Fox Valley region must take more risks to grow entrepreneurship, panel says

When it comes to raising money in the Fox Valley region, getting investors to take risks on young companies is no easy task.

For the region to compete with Madison, Milwaukee, and other entrepreneurial hubs across the country, that hesitation needs to change, according to a panel that spoke Thursday at a meeting of the Wisconsin Technology Council’s Innovation Network in Appleton.

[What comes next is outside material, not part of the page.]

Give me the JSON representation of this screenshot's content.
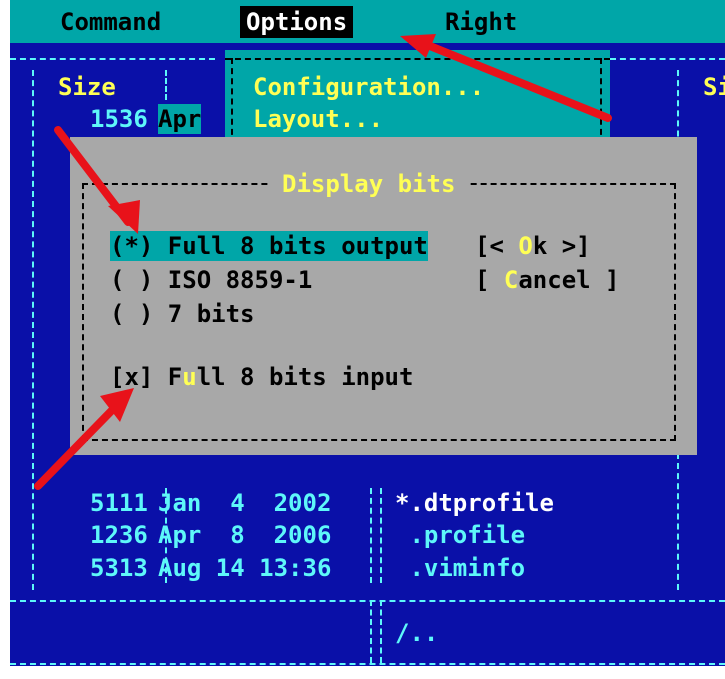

“I was talking to someone the other day who is trying to raise venture capital up here, and the person said, ‘You’ve got a big problem, because you’re in the business where four or five out of 10 deals crater,’” said Paul Jones, founder of the Forum for Innovation, or FiNN, and a principal in Angels on the Water and Ventures on the Water. “‘And you’re in an environment where most business people think if one deal out of 10 is going to crater, that’s too risky.’”

This caution stems from historical and cultural factors, he says.

“We live in a very conservative business part of the state, where a lot of wealthy people, and frankly a lot of great companies, are living off the entrepreneurial risk taken 100 years ago to build the paper industry and the other industries in northeast Wisconsin manufacturing,” Jones said.

He says companies in the Fox Valley area can rise above these environmental challenges by being flexible, keeping a small crew and “rolling with the punches.” For the region overall to become more receptive to growing companies, a bigger shift in the business community’s attitude is needed, he says.

“Culturally, it needs to be that when you leave Kimberly Clark or something, people don’t ask what happened, they ask ‘What took you so long?’ Jones said. “It’s got to be a place where people appreciate taking risk.”

Appleton Mayor Tim Hanna echoed Jones’ sentiment.

“For so many years, Wisconsin has been pretty conservative when it comes to investment and startups,” Hanna said. “We have to find a way to do that better without losing some of those conservative principles, and still find a way to take a little more risk, because quite frankly, the new economy is demanding that we do that.”

One company is familiar with how difficult it can be to get off the ground. OrgPix has gone through several iterations and many rounds of angel investment. The Appleton-based company captures and stores visual memories, allowing people to share pictures from weddings, sporting events or any important event, all in real-time.

When it was known as Liveyearbook in 2010, the company won the Governor’s Business Plan Contest, and went on to raise $4 million in the next three years.

Even with that support, the company was unable to get the ball rolling, and was forced to revamp in 2014. Since then, it has continued to raise funds under CEO and founder Dan Nickchen with a $200,000 angel investment in 2016, finishing its series AA round. Series AA usually include angel investments of less than $1 million, while a typical series A venture round will be for larger amounts.

“We raised $500,000; we just closed on that in December,” Nickchen said at the meeting. “I don’t even know if we will have a series A, because we don’t really need it with the momentum we are starting to create.”

While OrgPix has had six-figure amounts of capital incrementally invested over its lifetime, VibeTech, a NASA spin-off company based in the Fox Valley, had slow-and-steady growth, with total investments so far reaching over $2 million.

VibeTech was started in 2002 with the idea of applying technological methods of therapy, which were used at the time for treating astronauts with low-bone density or people living in nursing homes or assisted living facilities.

The company’s rehabilitative technology can help less-than-active people regain strength, range of motion and muscle tone. Most of its funding came from grants and awards, as well as some revenue generated from consulting.

“We’re providing products that span that continuum of care from the hospital to the nursing home, all the way to the home,” said Jeff Leismer, CEO and founder of VibeTech, at the meeting. “Right now we’ve got four issued patents and nine additional pending patents in the U.S. and abroad, so we’ve done a good job.”

According to Jones, companies like these have the best chance at succeeding.

“They share one characteristic which you really can’t tell going in, but which is really important–they never say die,” Jones said. “They’ve found ways to stay in the game despite setbacks, despite, frankly, how difficult it is to raise capital in northeast Wisconsin for these kinds of ventures.”

Despite all challenges, Jones says momentum will build as more companies are recognized and the network of connected entrepreneurs grows.

“The first step is to make companies like this work–create some entrepreneurs, develop some wealth, and frankly, get those people that hopefully can make lots of money and they’ll be investing as angels in deals, and hopefully funds, up here in the future,” Jones said.

–By Alex Moe